Stamos, in a post on Facebook, refutes every one of Wineberg’s claims. He did not, as Wineberg claims, threaten to get him fired but said his “behaviour reflected poorly on him and on Synack.”

(It’s worth noting that Wineberg is a contractor for Synack, not a full-time employee. He also says he contacted Facebook through a person email, not his work email, implying that it was Stamos who made the connection to Synack.)

Facebook has previously been receptive to those who find bugs in its products and report them to the company. An undiscovered bug can fall into the wrong hands and be used for any number of reasons, many of them bad.

“Despite all efforts to follow Facebook’s rules, I was now being threatened with legal and criminal charges,” wrote Wineberg. “If the company I worked for was not as understanding of security research I could have easily lost my job over this.”

For his part, Stamos describes Wineberg’s investigation of the bug as “going well above and beyond what is necessary” which resulted in the call to his employer. He denies threatening legal action.

Wineberg told Threatpost, a blog about softwear security, that he had deleted all of the data he found.

Business Insider has reached out to Facebook to ask about the claims. We will update the post when we hear back.

NOW WATCH: The CEO of this billion-dollar company explains why employees aren’t allowed to ask for a raise

Business Insider Emails & Alerts

Site highlights each day to your inbox.

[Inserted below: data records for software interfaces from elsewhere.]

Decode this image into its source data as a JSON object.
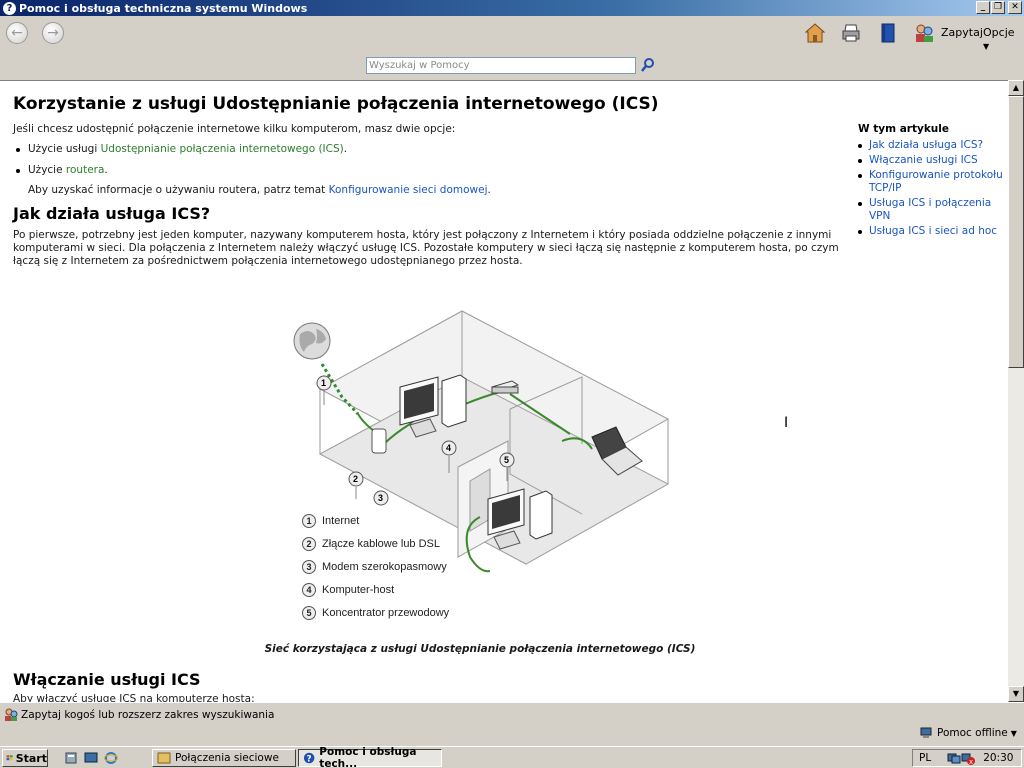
{
  "window": {
    "title": "Pomoc i obsługa techniczna systemu Windows"
  },
  "toolbar": {
    "back_icon": "back-arrow-icon",
    "forward_icon": "forward-arrow-icon",
    "ask_label": "Zapytaj",
    "options_label": "Opcje"
  },
  "search": {
    "placeholder": "Wyszukaj w Pomocy"
  },
  "article": {
    "title": "Korzystanie z usługi Udostępnianie połączenia internetowego (ICS)",
    "intro": "Jeśli chcesz udostępnić połączenie internetowe kilku komputerom, masz dwie opcje:",
    "option1_prefix": "Użycie usługi ",
    "option1_link": "Udostępnianie połączenia internetowego (ICS)",
    "option1_suffix": ".",
    "option2_prefix": "Użycie ",
    "option2_link": "routera",
    "option2_suffix": ".",
    "router_info_prefix": "Aby uzyskać informacje o używaniu routera, patrz temat ",
    "router_info_link": "Konfigurowanie sieci domowej",
    "router_info_suffix": ".",
    "section1_title": "Jak działa usługa ICS?",
    "section1_line1": "Po pierwsze, potrzebny jest jeden komputer, nazywany komputerem hosta, który jest połączony z Internetem i który posiada oddzielne połączenie z innymi",
    "section1_line2": "komputerami w sieci. Dla połączenia z Internetem należy włączyć usługę ICS. Pozostałe komputery w sieci łączą się następnie z komputerem hosta, po czym",
    "section1_line3": "łączą się z Internetem za pośrednictwem połączenia internetowego udostępnianego przez hosta.",
    "figure_caption": "Sieć korzystająca z usługi Udostępnianie połączenia internetowego (ICS)",
    "section2_title": "Włączanie usługi ICS",
    "section2_intro": "Aby włączyć usługę ICS na komputerze hosta:"
  },
  "diagram": {
    "callouts": [
      "1",
      "2",
      "3",
      "4",
      "5"
    ],
    "legend": [
      {
        "num": "1",
        "label": "Internet"
      },
      {
        "num": "2",
        "label": "Złącze kablowe lub DSL"
      },
      {
        "num": "3",
        "label": "Modem szerokopasmowy"
      },
      {
        "num": "4",
        "label": "Komputer-host"
      },
      {
        "num": "5",
        "label": "Koncentrator przewodowy"
      }
    ]
  },
  "sidebar": {
    "heading": "W tym artykule",
    "links": [
      "Jak działa usługa ICS?",
      "Włączanie usługi ICS",
      "Konfigurowanie protokołu TCP/IP",
      "Usługa ICS i połączenia VPN",
      "Usługa ICS i sieci ad hoc"
    ]
  },
  "bottom": {
    "ask_text": "Zapytaj kogoś lub rozszerz zakres wyszukiwania",
    "offline_label": "Pomoc offline"
  },
  "taskbar": {
    "start_label": "Start",
    "tasks": [
      "Połączenia sieciowe",
      "Pomoc i obsługa tech..."
    ],
    "language": "PL",
    "clock": "20:30"
  },
  "colors": {
    "link": "#1a55c0",
    "green_link": "#2d7d2d",
    "title_bar": "#0a246a"
  }
}
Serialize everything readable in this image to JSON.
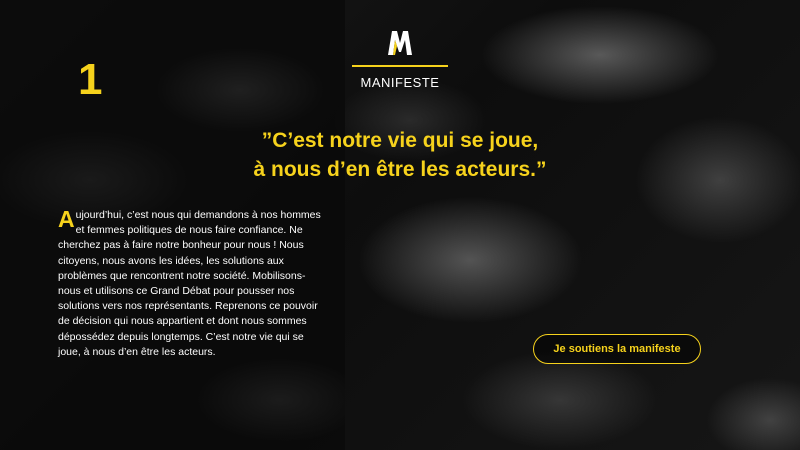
{
  "step": {
    "number": "1"
  },
  "brand": {
    "logo_icon": "m-logo-icon",
    "name": "MANIFESTE"
  },
  "quote": {
    "line1": "”C’est notre vie qui se joue,",
    "line2": "à nous d’en être les acteurs.”"
  },
  "manifesto": {
    "drop_cap": "A",
    "text": "ujourd’hui, c’est nous qui demandons à nos hommes et femmes politiques de nous faire confiance. Ne cherchez pas à faire notre bonheur pour nous ! Nous citoyens, nous avons les idées, les solutions aux problèmes que rencontrent notre société. Mobilisons-nous et utilisons ce Grand Débat pour pousser nos solutions vers nos représentants. Reprenons ce pouvoir de décision qui nous appartient et dont nous sommes dépossédez depuis longtemps. C’est notre vie qui se joue, à nous d’en être les acteurs."
  },
  "cta": {
    "label": "Je soutiens la manifeste"
  },
  "colors": {
    "accent": "#f6d21c",
    "text": "#ffffff",
    "background": "#0b0b0b"
  }
}
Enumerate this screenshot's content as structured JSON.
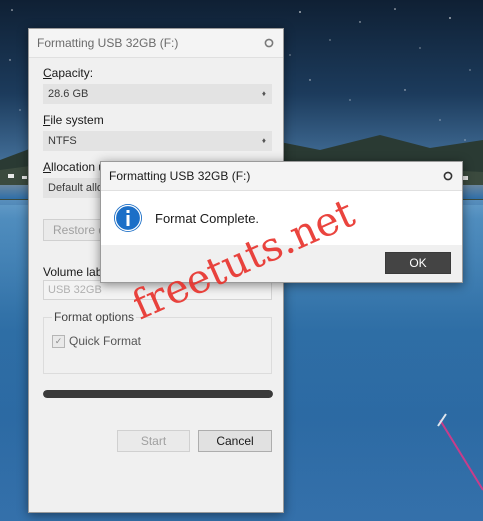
{
  "format_window": {
    "title": "Formatting USB 32GB (F:)",
    "capacity": {
      "label_accel": "C",
      "label_rest": "apacity:",
      "value": "28.6 GB"
    },
    "file_system": {
      "label_accel": "F",
      "label_rest": "ile system",
      "value": "NTFS"
    },
    "allocation": {
      "label_accel": "A",
      "label_rest": "llocation ur",
      "value": "Default allo"
    },
    "restore_button": "Restore d",
    "volume": {
      "label": "Volume label",
      "value": "USB 32GB"
    },
    "format_options": {
      "label": "Format options",
      "quick_format": "Quick Format",
      "quick_format_checked": true
    },
    "progress": 1.0,
    "start_button": "Start",
    "cancel_button": "Cancel"
  },
  "message_box": {
    "title": "Formatting USB 32GB (F:)",
    "icon": "info-icon",
    "message": "Format Complete.",
    "ok_button": "OK"
  },
  "watermark": {
    "text": "freetuts.net",
    "color": "#e8302a"
  },
  "colors": {
    "dark_button": "#444444",
    "info_blue": "#1c6fc7",
    "progress": "#3a3a3a"
  }
}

Follow Business Insider Australia on Facebook, Twitter, LinkedIn, and Instagram.

Tagged In

facebook sai-us uk